- TASK TO COMPLETE
Please print every record below exactly as it reads.

- THE RECORDS

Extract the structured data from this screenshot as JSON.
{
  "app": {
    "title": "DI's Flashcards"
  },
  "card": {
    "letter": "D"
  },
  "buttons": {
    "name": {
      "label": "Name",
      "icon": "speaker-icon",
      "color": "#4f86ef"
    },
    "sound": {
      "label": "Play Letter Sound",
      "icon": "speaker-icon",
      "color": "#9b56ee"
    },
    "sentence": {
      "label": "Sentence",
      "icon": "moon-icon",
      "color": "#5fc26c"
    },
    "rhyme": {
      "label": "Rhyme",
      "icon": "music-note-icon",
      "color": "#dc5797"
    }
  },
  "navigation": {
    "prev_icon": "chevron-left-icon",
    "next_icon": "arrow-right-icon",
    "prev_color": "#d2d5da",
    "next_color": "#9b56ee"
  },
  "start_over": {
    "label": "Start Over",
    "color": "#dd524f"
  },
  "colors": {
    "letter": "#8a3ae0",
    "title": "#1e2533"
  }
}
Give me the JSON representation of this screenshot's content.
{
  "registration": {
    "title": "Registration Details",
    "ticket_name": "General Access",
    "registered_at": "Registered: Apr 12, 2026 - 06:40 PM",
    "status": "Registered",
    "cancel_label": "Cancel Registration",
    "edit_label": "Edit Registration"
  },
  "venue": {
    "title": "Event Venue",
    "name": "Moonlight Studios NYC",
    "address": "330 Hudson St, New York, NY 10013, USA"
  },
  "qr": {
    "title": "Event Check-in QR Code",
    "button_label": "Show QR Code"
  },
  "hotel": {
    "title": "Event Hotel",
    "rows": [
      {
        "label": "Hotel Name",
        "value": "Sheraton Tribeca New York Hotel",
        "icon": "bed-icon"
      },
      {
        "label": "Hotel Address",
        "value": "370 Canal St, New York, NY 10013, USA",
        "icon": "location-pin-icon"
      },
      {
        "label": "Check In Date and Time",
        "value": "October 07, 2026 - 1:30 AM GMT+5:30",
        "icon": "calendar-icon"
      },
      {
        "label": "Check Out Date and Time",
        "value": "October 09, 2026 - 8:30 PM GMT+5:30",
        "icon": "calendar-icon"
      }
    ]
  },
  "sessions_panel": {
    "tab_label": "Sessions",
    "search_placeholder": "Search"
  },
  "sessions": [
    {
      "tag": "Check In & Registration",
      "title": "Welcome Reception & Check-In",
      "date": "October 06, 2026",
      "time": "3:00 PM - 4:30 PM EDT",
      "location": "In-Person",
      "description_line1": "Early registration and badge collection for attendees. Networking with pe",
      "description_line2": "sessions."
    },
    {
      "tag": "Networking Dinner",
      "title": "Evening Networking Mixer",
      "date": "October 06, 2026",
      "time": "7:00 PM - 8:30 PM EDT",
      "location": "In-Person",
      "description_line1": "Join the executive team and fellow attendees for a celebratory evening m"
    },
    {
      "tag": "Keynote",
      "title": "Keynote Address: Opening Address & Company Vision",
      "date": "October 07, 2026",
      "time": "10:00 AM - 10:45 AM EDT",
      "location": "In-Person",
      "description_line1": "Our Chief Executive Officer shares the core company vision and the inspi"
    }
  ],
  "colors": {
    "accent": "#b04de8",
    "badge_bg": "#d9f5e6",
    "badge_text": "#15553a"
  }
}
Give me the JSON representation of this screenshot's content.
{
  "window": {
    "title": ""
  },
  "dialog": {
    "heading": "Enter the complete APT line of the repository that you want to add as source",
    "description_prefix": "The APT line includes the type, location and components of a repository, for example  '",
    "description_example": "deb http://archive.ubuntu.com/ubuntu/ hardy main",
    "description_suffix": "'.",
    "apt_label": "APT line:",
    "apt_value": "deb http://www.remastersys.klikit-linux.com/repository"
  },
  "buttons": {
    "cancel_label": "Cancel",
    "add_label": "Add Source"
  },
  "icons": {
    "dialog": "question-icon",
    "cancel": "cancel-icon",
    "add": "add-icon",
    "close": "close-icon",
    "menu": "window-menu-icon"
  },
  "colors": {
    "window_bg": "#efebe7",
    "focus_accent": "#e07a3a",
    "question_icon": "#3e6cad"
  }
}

- OUTPUT OF THE EXERCISE
Extract the structured data from this screenshot as JSON.
{
  "app": {
    "title": "DI's Flashcards"
  },
  "card": {
    "letter": "D"
  },
  "buttons": {
    "name": {
      "label": "Name",
      "icon": "speaker-icon",
      "color": "#4f86ef"
    },
    "sound": {
      "label": "Play Letter Sound",
      "icon": "speaker-icon",
      "color": "#9b56ee"
    },
    "sentence": {
      "label": "Sentence",
      "icon": "moon-icon",
      "color": "#5fc26c"
    },
    "rhyme": {
      "label": "Rhyme",
      "icon": "music-note-icon",
      "color": "#dc5797"
    }
  },
  "navigation": {
    "prev_icon": "chevron-left-icon",
    "next_icon": "arrow-right-icon",
    "prev_color": "#d2d5da",
    "next_color": "#9b56ee"
  },
  "start_over": {
    "label": "Start Over",
    "color": "#dd524f"
  },
  "colors": {
    "letter": "#8a3ae0",
    "title": "#1e2533"
  }
}
Give me the JSON representation of this screenshot's content.
{
  "registration": {
    "title": "Registration Details",
    "ticket_name": "General Access",
    "registered_at": "Registered: Apr 12, 2026 - 06:40 PM",
    "status": "Registered",
    "cancel_label": "Cancel Registration",
    "edit_label": "Edit Registration"
  },
  "venue": {
    "title": "Event Venue",
    "name": "Moonlight Studios NYC",
    "address": "330 Hudson St, New York, NY 10013, USA"
  },
  "qr": {
    "title": "Event Check-in QR Code",
    "button_label": "Show QR Code"
  },
  "hotel": {
    "title": "Event Hotel",
    "rows": [
      {
        "label": "Hotel Name",
        "value": "Sheraton Tribeca New York Hotel",
        "icon": "bed-icon"
      },
      {
        "label": "Hotel Address",
        "value": "370 Canal St, New York, NY 10013, USA",
        "icon": "location-pin-icon"
      },
      {
        "label": "Check In Date and Time",
        "value": "October 07, 2026 - 1:30 AM GMT+5:30",
        "icon": "calendar-icon"
      },
      {
        "label": "Check Out Date and Time",
        "value": "October 09, 2026 - 8:30 PM GMT+5:30",
        "icon": "calendar-icon"
      }
    ]
  },
  "sessions_panel": {
    "tab_label": "Sessions",
    "search_placeholder": "Search"
  },
  "sessions": [
    {
      "tag": "Check In & Registration",
      "title": "Welcome Reception & Check-In",
      "date": "October 06, 2026",
      "time": "3:00 PM - 4:30 PM EDT",
      "location": "In-Person",
      "description_line1": "Early registration and badge collection for attendees. Networking with pe",
      "description_line2": "sessions."
    },
    {
      "tag": "Networking Dinner",
      "title": "Evening Networking Mixer",
      "date": "October 06, 2026",
      "time": "7:00 PM - 8:30 PM EDT",
      "location": "In-Person",
      "description_line1": "Join the executive team and fellow attendees for a celebratory evening m"
    },
    {
      "tag": "Keynote",
      "title": "Keynote Address: Opening Address & Company Vision",
      "date": "October 07, 2026",
      "time": "10:00 AM - 10:45 AM EDT",
      "location": "In-Person",
      "description_line1": "Our Chief Executive Officer shares the core company vision and the inspi"
    }
  ],
  "colors": {
    "accent": "#b04de8",
    "badge_bg": "#d9f5e6",
    "badge_text": "#15553a"
  }
}
Give me the JSON representation of this screenshot's content.
{
  "window": {
    "title": ""
  },
  "dialog": {
    "heading": "Enter the complete APT line of the repository that you want to add as source",
    "description_prefix": "The APT line includes the type, location and components of a repository, for example  '",
    "description_example": "deb http://archive.ubuntu.com/ubuntu/ hardy main",
    "description_suffix": "'.",
    "apt_label": "APT line:",
    "apt_value": "deb http://www.remastersys.klikit-linux.com/repository"
  },
  "buttons": {
    "cancel_label": "Cancel",
    "add_label": "Add Source"
  },
  "icons": {
    "dialog": "question-icon",
    "cancel": "cancel-icon",
    "add": "add-icon",
    "close": "close-icon",
    "menu": "window-menu-icon"
  },
  "colors": {
    "window_bg": "#efebe7",
    "focus_accent": "#e07a3a",
    "question_icon": "#3e6cad"
  }
}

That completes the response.